Healthwise founder Don Kemper is an idea machine. His ideas come fast, are diverse, and some people might find it intimidating that he comes up with so many good ones. Even his employees say that “Don does the big innovations; we do the smaller creative stuff.” Kemper has found that he’s typically five to ten years ahead of his organization, let alone his industry. But some worry that his organization might depend upon him too much: the danger of “idea central.”
What can an organization do to encourage more people to come up with new ideas and not depend upon a single person or a key people to come up with (most of the) new ideas? A few thoughts:
Make sure the organization is “porous”–that ideas can flow side to side and up and down.
Try to reduce “silos” and divisions among units to find ways that people can interact informally. Healthwise has a large open entry they use for informal monthly gatherings but people also “bump into” one another coming and going. People from different levels and departments meet by accident and often, when they chat, they often come up with ideas across their departments.
Use the whole pigeon

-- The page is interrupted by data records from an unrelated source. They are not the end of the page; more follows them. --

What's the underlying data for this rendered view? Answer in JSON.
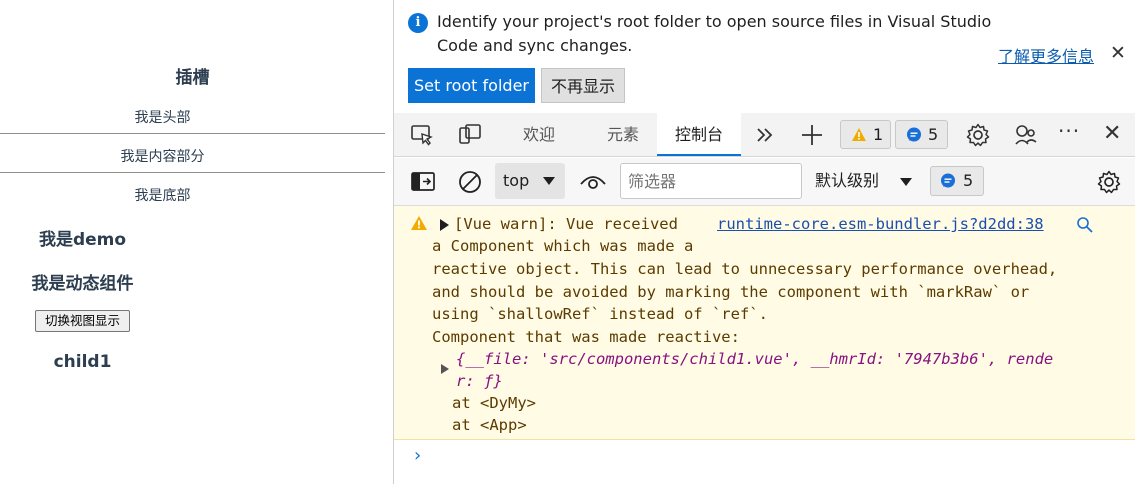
{
  "preview": {
    "slot_title": "插槽",
    "header_text": "我是头部",
    "content_text": "我是内容部分",
    "footer_text": "我是底部",
    "demo_title": "我是demo",
    "dynamic_title": "我是动态组件",
    "toggle_button": "切换视图显示",
    "child_title": "child1"
  },
  "banner": {
    "icon": "info-icon",
    "message": "Identify your project's root folder to open source files in Visual Studio Code and sync changes.",
    "learn_more": "了解更多信息",
    "set_root": "Set root folder",
    "dont_show": "不再显示"
  },
  "tabs": {
    "welcome": "欢迎",
    "elements": "元素",
    "console": "控制台",
    "warnings_count": "1",
    "messages_count": "5"
  },
  "console_toolbar": {
    "context": "top",
    "filter_placeholder": "筛选器",
    "levels": "默认级别",
    "messages_count": "5"
  },
  "warning": {
    "line1": "[Vue warn]: Vue received",
    "source_link": "runtime-core.esm-bundler.js?d2dd:38",
    "line2": "a Component which was made a",
    "line3": "reactive object. This can lead to unnecessary performance overhead,",
    "line4": "and should be avoided by marking the component with `markRaw` or",
    "line5": "using `shallowRef` instead of `ref`.",
    "line6": "Component that was made reactive:",
    "object_line1": "{__file: 'src/components/child1.vue', __hmrId: '7947b3b6', rende",
    "object_line2": "r: ƒ}",
    "trace1": "at <DyMy>",
    "trace2": "at <App>"
  },
  "colors": {
    "accent": "#0b73d6",
    "warning_bg": "#fffbe5",
    "warning_text": "#5c3b00"
  }
}
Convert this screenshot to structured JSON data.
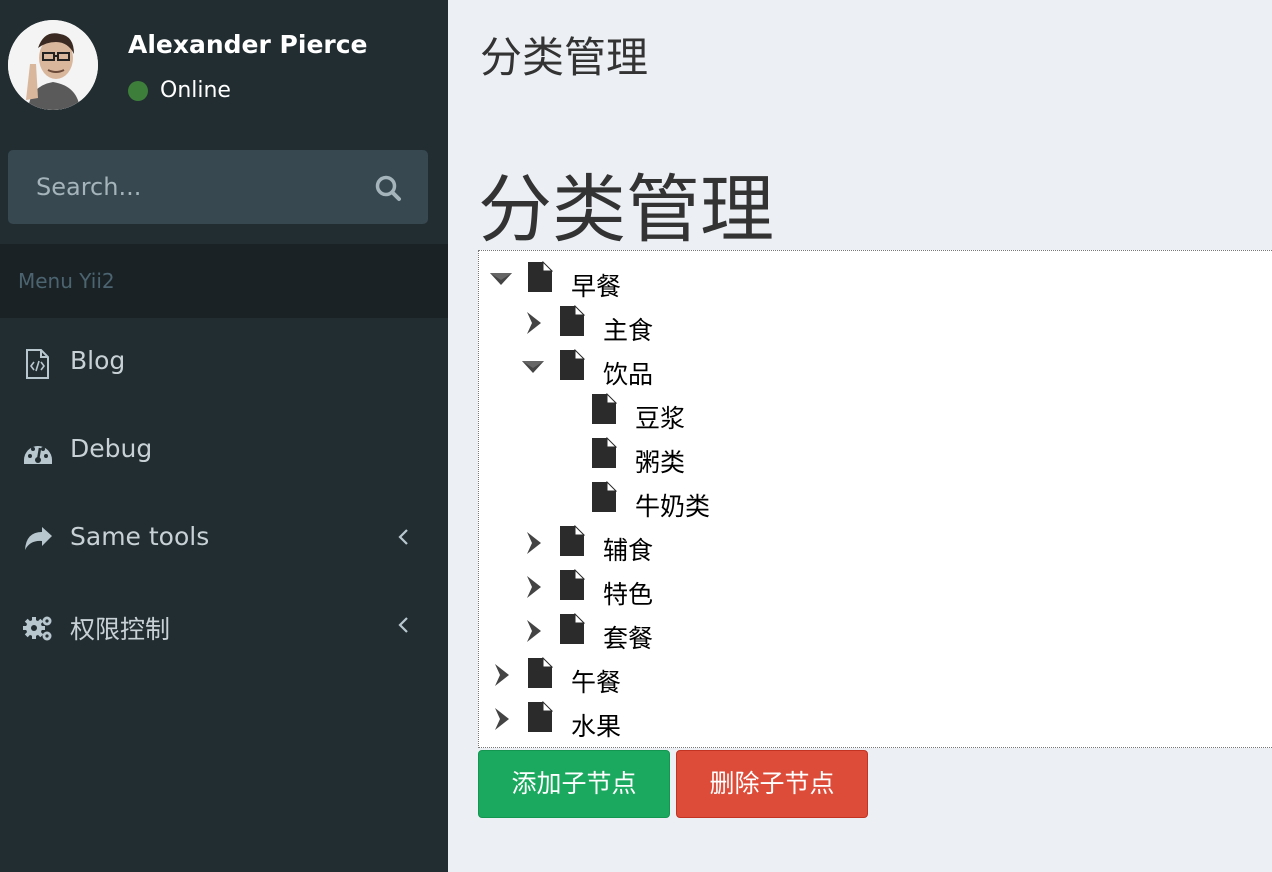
{
  "user": {
    "name": "Alexander Pierce",
    "status": "Online"
  },
  "search": {
    "placeholder": "Search..."
  },
  "menu": {
    "header": "Menu Yii2",
    "items": [
      {
        "label": "Blog",
        "icon": "file-code-icon"
      },
      {
        "label": "Debug",
        "icon": "dashboard-icon"
      },
      {
        "label": "Same tools",
        "icon": "share-icon"
      },
      {
        "label": "权限控制",
        "icon": "gears-icon"
      }
    ]
  },
  "page": {
    "header_title": "分类管理",
    "section_title": "分类管理"
  },
  "tree": {
    "nodes": [
      {
        "label": "早餐",
        "state": "expanded"
      },
      {
        "label": "主食",
        "state": "collapsed"
      },
      {
        "label": "饮品",
        "state": "expanded"
      },
      {
        "label": "豆浆",
        "state": "leaf"
      },
      {
        "label": "粥类",
        "state": "leaf"
      },
      {
        "label": "牛奶类",
        "state": "leaf"
      },
      {
        "label": "辅食",
        "state": "collapsed"
      },
      {
        "label": "特色",
        "state": "collapsed"
      },
      {
        "label": "套餐",
        "state": "collapsed"
      },
      {
        "label": "午餐",
        "state": "collapsed"
      },
      {
        "label": "水果",
        "state": "collapsed"
      }
    ]
  },
  "actions": {
    "add_label": "添加子节点",
    "delete_label": "删除子节点"
  },
  "colors": {
    "sidebar_bg": "#222d32",
    "content_bg": "#ecf0f5",
    "success": "#1ba85f",
    "danger": "#dd4b39",
    "online": "#3d7e3a"
  }
}
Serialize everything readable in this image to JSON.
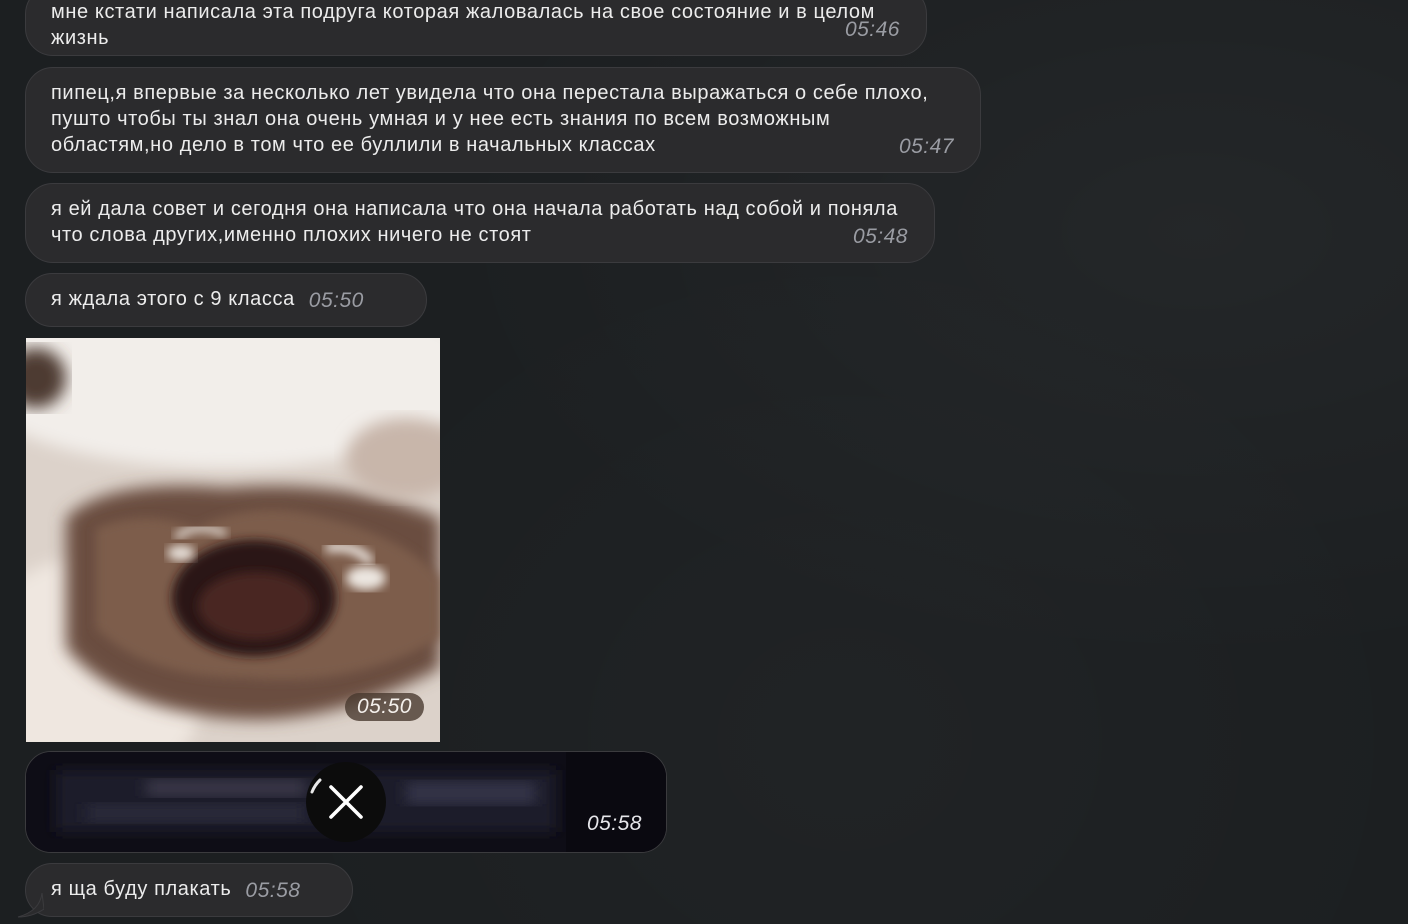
{
  "messages": [
    {
      "text": "мне кстати написала эта подруга которая жаловалась на свое состояние и в целом жизнь",
      "time": "05:46"
    },
    {
      "text": "пипец,я впервые за несколько лет увидела что она перестала выражаться о себе плохо, пушто чтобы ты знал она очень умная и у нее есть знания по всем возможным областям,но дело в том что ее буллили в начальных классах",
      "time": "05:47"
    },
    {
      "text": "я ей дала совет и сегодня она написала что она начала работать над собой и поняла что слова других,именно плохих ничего не стоят",
      "time": "05:48"
    },
    {
      "text": "я ждала этого с 9 класса",
      "time": "05:50"
    },
    {
      "type": "image",
      "time": "05:50"
    },
    {
      "type": "video",
      "time": "05:58",
      "icon": "close-icon"
    },
    {
      "text": "я ща буду плакать",
      "time": "05:58"
    }
  ],
  "colors": {
    "background": "#1c1f21",
    "bubble": "#2b2b2d",
    "bubble_border": "#3b3b3e",
    "text": "#ececec",
    "time": "#9a9ca3"
  }
}
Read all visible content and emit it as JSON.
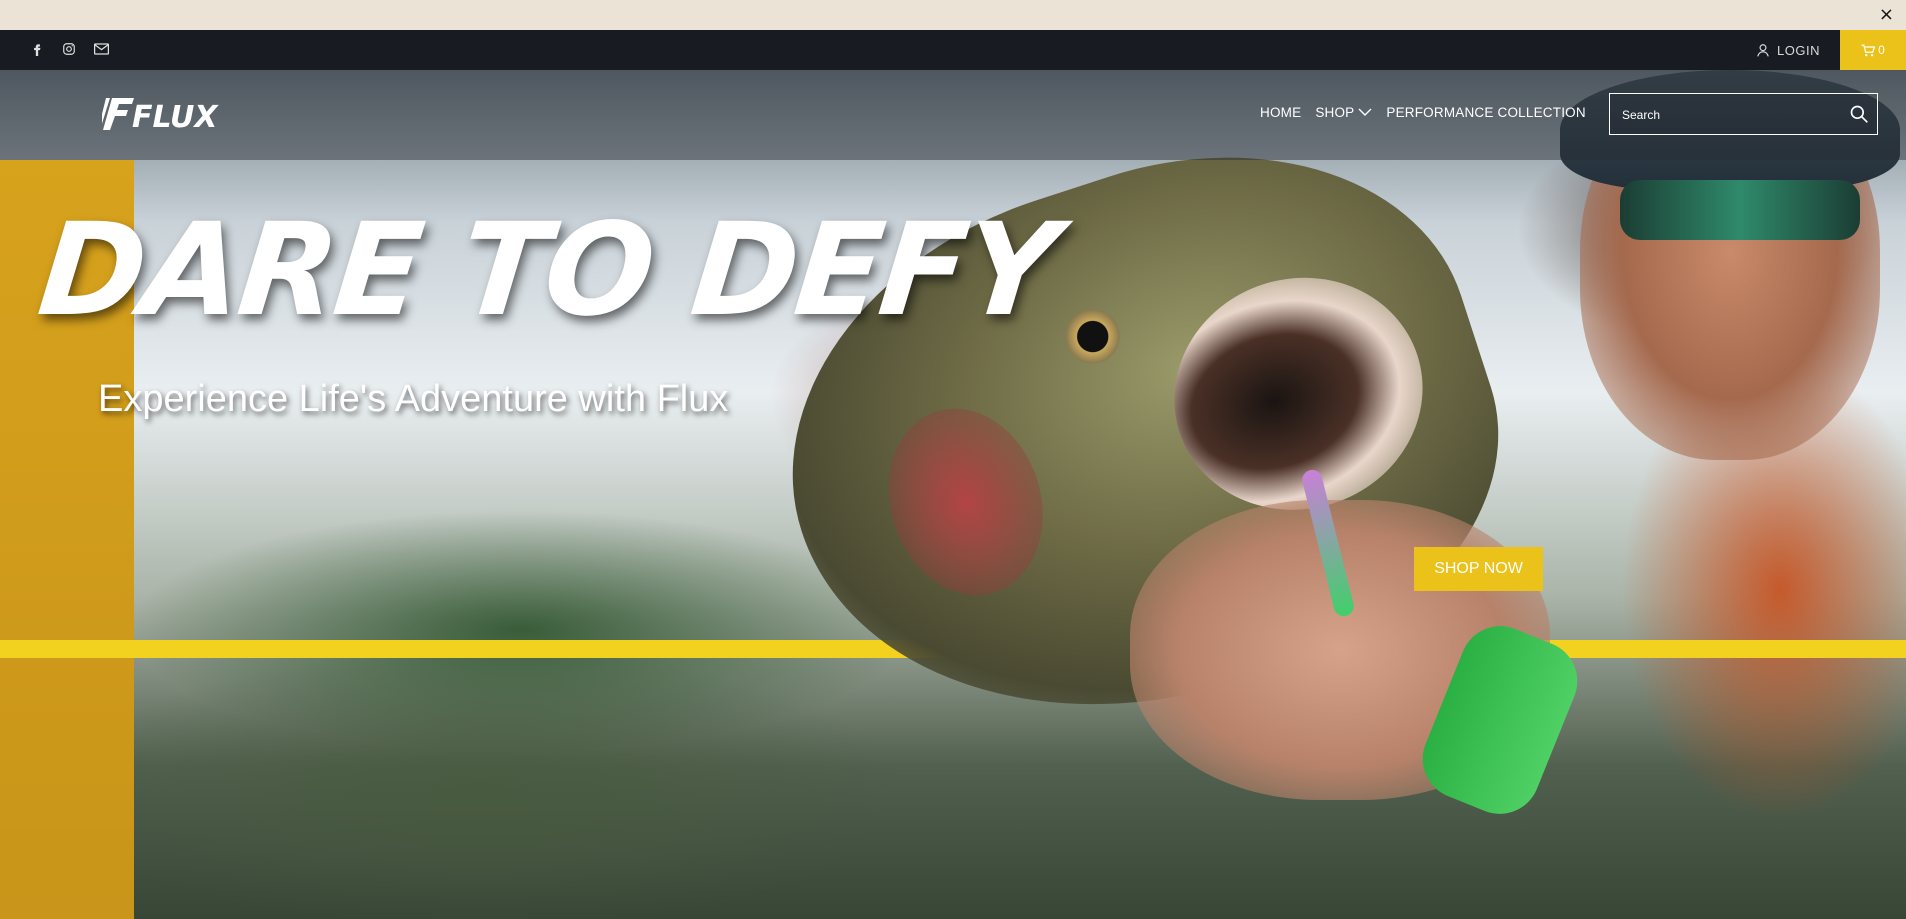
{
  "announcement": {
    "close_label": "×"
  },
  "utility_bar": {
    "social_icons": [
      "facebook-icon",
      "instagram-icon",
      "email-icon"
    ],
    "login_label": "LOGIN",
    "cart_count": "0"
  },
  "header": {
    "logo_text": "FLUX",
    "nav": [
      {
        "label": "HOME"
      },
      {
        "label": "SHOP",
        "has_dropdown": true
      },
      {
        "label": "PERFORMANCE COLLECTION"
      }
    ],
    "search_placeholder": "Search"
  },
  "hero": {
    "headline": "DARE TO DEFY",
    "subheadline": "Experience Life's Adventure with Flux",
    "cta_label": "SHOP NOW"
  },
  "colors": {
    "accent_yellow": "#eac21a",
    "stripe_yellow": "#f2d21e",
    "utility_bar": "#181b21",
    "announcement_bar": "#ebe4d6"
  }
}
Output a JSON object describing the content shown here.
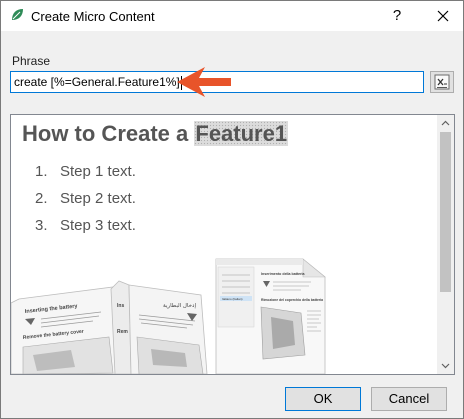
{
  "window": {
    "title": "Create Micro Content",
    "help_label": "?",
    "icon": "leaf-logo-icon",
    "close_icon": "close-icon"
  },
  "phrase": {
    "label": "Phrase",
    "value": "create [%=General.Feature1%]",
    "insert_variable_icon": "insert-variable-icon"
  },
  "preview": {
    "title_prefix": "How to Create a ",
    "title_variable": "Feature1",
    "steps": [
      {
        "number": "1.",
        "text": "Step 1 text."
      },
      {
        "number": "2.",
        "text": "Step 2 text."
      },
      {
        "number": "3.",
        "text": "Step 3 text."
      }
    ],
    "image_texts": {
      "booklet_heading": "Inserting the battery",
      "booklet_subheading": "Remove the battery cover",
      "booklet_partial_heading": "Ins",
      "booklet_partial_sub": "Rem",
      "booklet_arabic": "إدخال البطارية",
      "sidebar_item_selected": "Italiano (Italian)",
      "doc_heading": "Inserimento della batteria",
      "doc_subheading": "Rimozione del coperchio della batteria"
    },
    "image_icon": "multilingual-documents-illustration",
    "scroll_up_icon": "chevron-up-icon",
    "scroll_down_icon": "chevron-down-icon"
  },
  "buttons": {
    "ok": "OK",
    "cancel": "Cancel"
  },
  "colors": {
    "accent_border": "#0078d7",
    "callout_arrow": "#e8542a",
    "logo_green": "#2e8b57",
    "heading_gray": "#555555"
  }
}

In Vietnam, honored guest are often invited for dinner. When the meal includes pigeon, the most honored guest receives the best part–the head! While Americans might not think this is so great, in Vietnam, they eat the whole pigeon, including feet and head and beak. Nothing is wasted. If we apply this idea to organizations, that means that you should probably consider, at least initially, any and all ideas. THEN later decide if they are delectable.